Collected data:
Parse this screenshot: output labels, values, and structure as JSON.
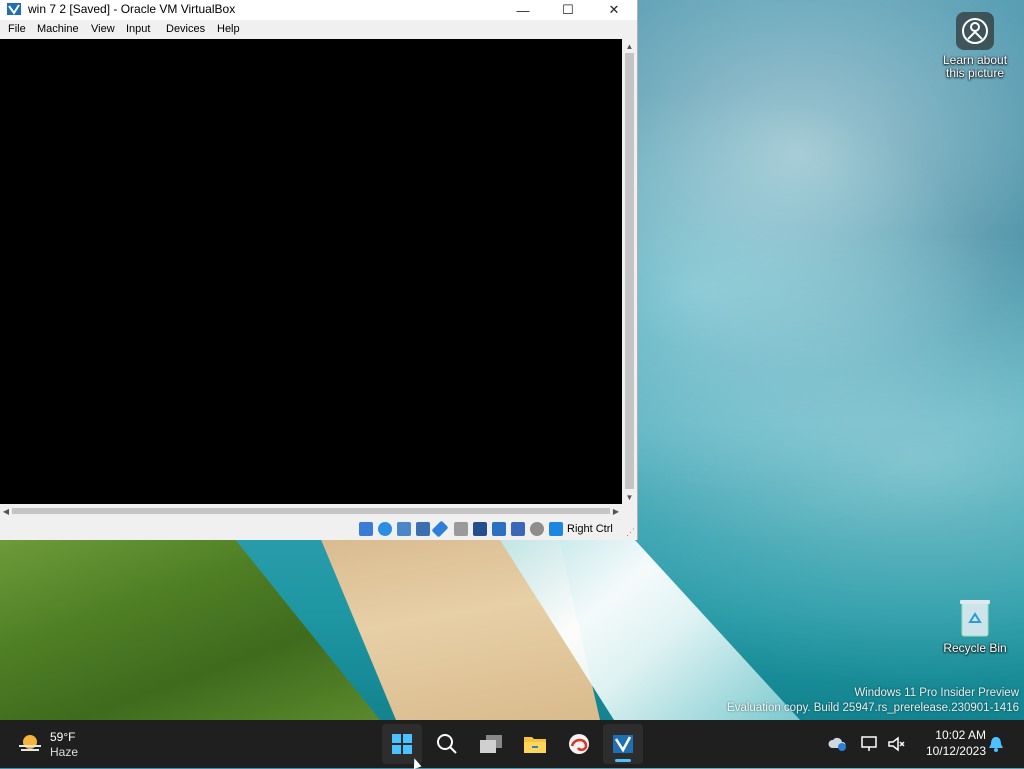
{
  "window": {
    "title": "win 7 2 [Saved] - Oracle VM VirtualBox",
    "minimize": "—",
    "maximize": "☐",
    "close": "✕"
  },
  "menu": {
    "items": [
      "File",
      "Machine",
      "View",
      "Input",
      "Devices",
      "Help"
    ]
  },
  "statusbar": {
    "host_key": "Right Ctrl",
    "icons": [
      "hard-disk-icon",
      "optical-drive-icon",
      "audio-icon",
      "network-icon",
      "usb-icon",
      "shared-folders-icon",
      "display-icon",
      "recording-icon",
      "vt-x-icon",
      "mouse-integration-icon",
      "keyboard-capture-icon"
    ]
  },
  "desktop": {
    "learn_label_line1": "Learn about",
    "learn_label_line2": "this picture",
    "recycle_label": "Recycle Bin",
    "watermark_line1": "Windows 11 Pro Insider Preview",
    "watermark_line2": "Evaluation copy. Build 25947.rs_prerelease.230901-1416"
  },
  "taskbar": {
    "weather_temp": "59°F",
    "weather_cond": "Haze",
    "apps": [
      "start-button",
      "search-button",
      "task-view-button",
      "file-explorer-button",
      "edge-dev-button",
      "virtualbox-button"
    ],
    "time": "10:02 AM",
    "date": "10/12/2023"
  },
  "colors": {
    "taskbar_bg": "#1f1f1f",
    "accent": "#4cc2ff",
    "vm_screen": "#000000"
  }
}
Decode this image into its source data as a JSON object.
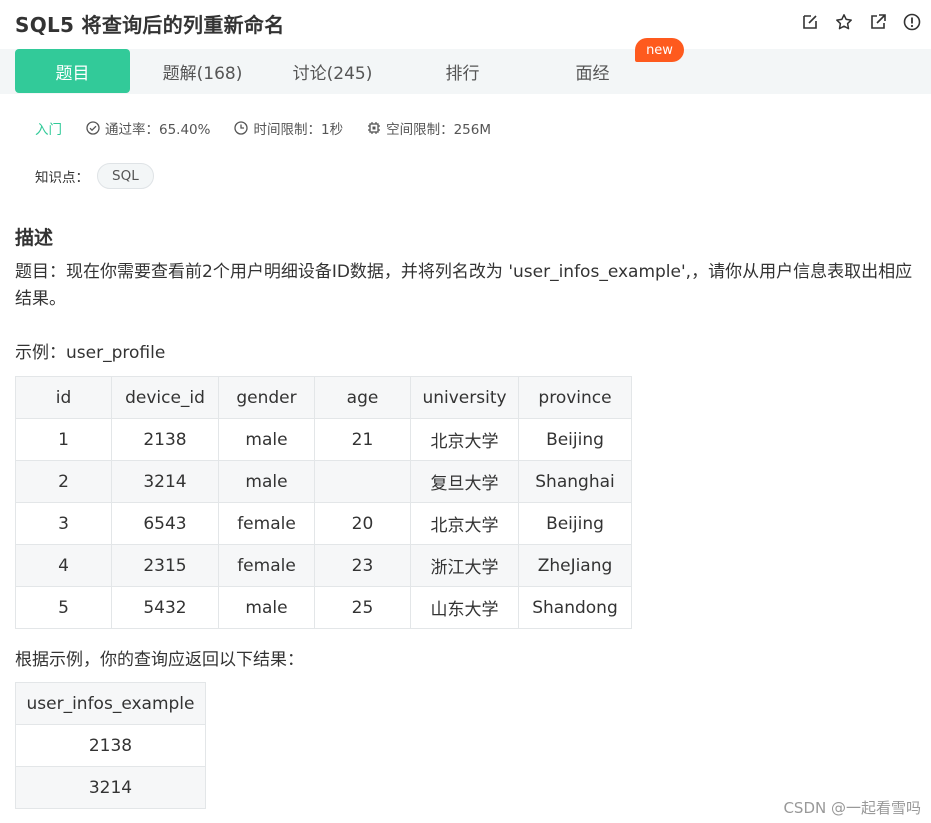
{
  "title": "SQL5  将查询后的列重新命名",
  "title_actions": [
    {
      "icon": "edit-icon"
    },
    {
      "icon": "star-icon"
    },
    {
      "icon": "external-link-icon"
    },
    {
      "icon": "report-icon"
    }
  ],
  "tabs": [
    {
      "label": "题目",
      "active": true
    },
    {
      "label": "题解(168)",
      "active": false
    },
    {
      "label": "讨论(245)",
      "active": false
    },
    {
      "label": "排行",
      "active": false
    },
    {
      "label": "面经",
      "active": false
    }
  ],
  "new_badge": "new",
  "meta": {
    "level": "入门",
    "pass_rate": "通过率：65.40%",
    "time_limit": "时间限制：1秒",
    "space_limit": "空间限制：256M"
  },
  "knowledge": {
    "label": "知识点：",
    "tags": [
      "SQL"
    ]
  },
  "section_title": "描述",
  "description": "题目：现在你需要查看前2个用户明细设备ID数据，并将列名改为 'user_infos_example',，请你从用户信息表取出相应结果。",
  "example_label": "示例：user_profile",
  "example_table": {
    "columns": [
      "id",
      "device_id",
      "gender",
      "age",
      "university",
      "province"
    ],
    "rows": [
      [
        "1",
        "2138",
        "male",
        "21",
        "北京大学",
        "Beijing"
      ],
      [
        "2",
        "3214",
        "male",
        "",
        "复旦大学",
        "Shanghai"
      ],
      [
        "3",
        "6543",
        "female",
        "20",
        "北京大学",
        "Beijing"
      ],
      [
        "4",
        "2315",
        "female",
        "23",
        "浙江大学",
        "ZheJiang"
      ],
      [
        "5",
        "5432",
        "male",
        "25",
        "山东大学",
        "Shandong"
      ]
    ]
  },
  "result_label": "根据示例，你的查询应返回以下结果：",
  "result_table": {
    "columns": [
      "user_infos_example"
    ],
    "rows": [
      [
        "2138"
      ],
      [
        "3214"
      ]
    ]
  },
  "watermark": "CSDN @一起看雪吗",
  "colors": {
    "accent": "#32ca99",
    "badge": "#fe5a1e",
    "tab_bar": "#f3f6f7"
  }
}
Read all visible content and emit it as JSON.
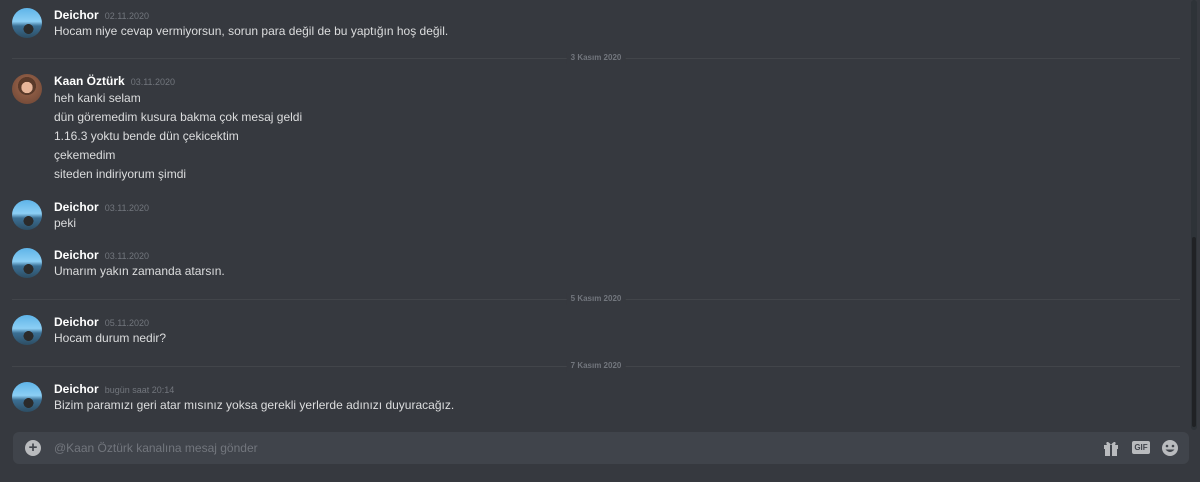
{
  "messages": [
    {
      "author": "Deichor",
      "timestamp": "02.11.2020",
      "lines": [
        "Hocam niye cevap vermiyorsun, sorun para değil de bu yaptığın hoş değil."
      ]
    },
    {
      "author": "Kaan Öztürk",
      "timestamp": "03.11.2020",
      "lines": [
        "heh kanki selam",
        "dün göremedim kusura bakma çok mesaj geldi",
        "1.16.3 yoktu bende dün çekicektim",
        "çekemedim",
        "siteden indiriyorum şimdi"
      ]
    },
    {
      "author": "Deichor",
      "timestamp": "03.11.2020",
      "lines": [
        "peki"
      ]
    },
    {
      "author": "Deichor",
      "timestamp": "03.11.2020",
      "lines": [
        "Umarım yakın zamanda atarsın."
      ]
    },
    {
      "author": "Deichor",
      "timestamp": "05.11.2020",
      "lines": [
        "Hocam durum nedir?"
      ]
    },
    {
      "author": "Deichor",
      "timestamp": "bugün saat 20:14",
      "lines": [
        "Bizim paramızı geri atar mısınız yoksa gerekli yerlerde adınızı duyuracağız."
      ]
    }
  ],
  "dividers": [
    "3 Kasım 2020",
    "5 Kasım 2020",
    "7 Kasım 2020"
  ],
  "composer": {
    "placeholder": "@Kaan Öztürk kanalına mesaj gönder",
    "add_icon": "plus-circle-icon",
    "gift_icon": "gift-icon",
    "gif_label": "GIF",
    "emoji_icon": "emoji-icon"
  }
}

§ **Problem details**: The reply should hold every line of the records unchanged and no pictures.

§ **Task response**:
Parse this screenshot: output labels, values, and structure as JSON.
{
  "window": {
    "title": "win 7 2 [Saved] - Oracle VM VirtualBox",
    "minimize": "—",
    "maximize": "☐",
    "close": "✕"
  },
  "menu": {
    "items": [
      "File",
      "Machine",
      "View",
      "Input",
      "Devices",
      "Help"
    ]
  },
  "statusbar": {
    "host_key": "Right Ctrl",
    "icons": [
      "hard-disk-icon",
      "optical-drive-icon",
      "audio-icon",
      "network-icon",
      "usb-icon",
      "shared-folders-icon",
      "display-icon",
      "recording-icon",
      "vt-x-icon",
      "mouse-integration-icon",
      "keyboard-capture-icon"
    ]
  },
  "desktop": {
    "learn_label_line1": "Learn about",
    "learn_label_line2": "this picture",
    "recycle_label": "Recycle Bin",
    "watermark_line1": "Windows 11 Pro Insider Preview",
    "watermark_line2": "Evaluation copy. Build 25947.rs_prerelease.230901-1416"
  },
  "taskbar": {
    "weather_temp": "59°F",
    "weather_cond": "Haze",
    "apps": [
      "start-button",
      "search-button",
      "task-view-button",
      "file-explorer-button",
      "edge-dev-button",
      "virtualbox-button"
    ],
    "time": "10:02 AM",
    "date": "10/12/2023"
  },
  "colors": {
    "taskbar_bg": "#1f1f1f",
    "accent": "#4cc2ff",
    "vm_screen": "#000000"
  }
}
Decode this image into its source data as a JSON object.
{
  "title": "SQL5  将查询后的列重新命名",
  "title_actions": [
    {
      "icon": "edit-icon"
    },
    {
      "icon": "star-icon"
    },
    {
      "icon": "external-link-icon"
    },
    {
      "icon": "report-icon"
    }
  ],
  "tabs": [
    {
      "label": "题目",
      "active": true
    },
    {
      "label": "题解(168)",
      "active": false
    },
    {
      "label": "讨论(245)",
      "active": false
    },
    {
      "label": "排行",
      "active": false
    },
    {
      "label": "面经",
      "active": false
    }
  ],
  "new_badge": "new",
  "meta": {
    "level": "入门",
    "pass_rate": "通过率：65.40%",
    "time_limit": "时间限制：1秒",
    "space_limit": "空间限制：256M"
  },
  "knowledge": {
    "label": "知识点：",
    "tags": [
      "SQL"
    ]
  },
  "section_title": "描述",
  "description": "题目：现在你需要查看前2个用户明细设备ID数据，并将列名改为 'user_infos_example',，请你从用户信息表取出相应结果。",
  "example_label": "示例：user_profile",
  "example_table": {
    "columns": [
      "id",
      "device_id",
      "gender",
      "age",
      "university",
      "province"
    ],
    "rows": [
      [
        "1",
        "2138",
        "male",
        "21",
        "北京大学",
        "Beijing"
      ],
      [
        "2",
        "3214",
        "male",
        "",
        "复旦大学",
        "Shanghai"
      ],
      [
        "3",
        "6543",
        "female",
        "20",
        "北京大学",
        "Beijing"
      ],
      [
        "4",
        "2315",
        "female",
        "23",
        "浙江大学",
        "ZheJiang"
      ],
      [
        "5",
        "5432",
        "male",
        "25",
        "山东大学",
        "Shandong"
      ]
    ]
  },
  "result_label": "根据示例，你的查询应返回以下结果：",
  "result_table": {
    "columns": [
      "user_infos_example"
    ],
    "rows": [
      [
        "2138"
      ],
      [
        "3214"
      ]
    ]
  },
  "watermark": "CSDN @一起看雪吗",
  "colors": {
    "accent": "#32ca99",
    "badge": "#fe5a1e",
    "tab_bar": "#f3f6f7"
  }
}
Read all visible content and emit it as JSON.
{
  "messages": [
    {
      "author": "Deichor",
      "timestamp": "02.11.2020",
      "lines": [
        "Hocam niye cevap vermiyorsun, sorun para değil de bu yaptığın hoş değil."
      ]
    },
    {
      "author": "Kaan Öztürk",
      "timestamp": "03.11.2020",
      "lines": [
        "heh kanki selam",
        "dün göremedim kusura bakma çok mesaj geldi",
        "1.16.3 yoktu bende dün çekicektim",
        "çekemedim",
        "siteden indiriyorum şimdi"
      ]
    },
    {
      "author": "Deichor",
      "timestamp": "03.11.2020",
      "lines": [
        "peki"
      ]
    },
    {
      "author": "Deichor",
      "timestamp": "03.11.2020",
      "lines": [
        "Umarım yakın zamanda atarsın."
      ]
    },
    {
      "author": "Deichor",
      "timestamp": "05.11.2020",
      "lines": [
        "Hocam durum nedir?"
      ]
    },
    {
      "author": "Deichor",
      "timestamp": "bugün saat 20:14",
      "lines": [
        "Bizim paramızı geri atar mısınız yoksa gerekli yerlerde adınızı duyuracağız."
      ]
    }
  ],
  "dividers": [
    "3 Kasım 2020",
    "5 Kasım 2020",
    "7 Kasım 2020"
  ],
  "composer": {
    "placeholder": "@Kaan Öztürk kanalına mesaj gönder",
    "add_icon": "plus-circle-icon",
    "gift_icon": "gift-icon",
    "gif_label": "GIF",
    "emoji_icon": "emoji-icon"
  }
}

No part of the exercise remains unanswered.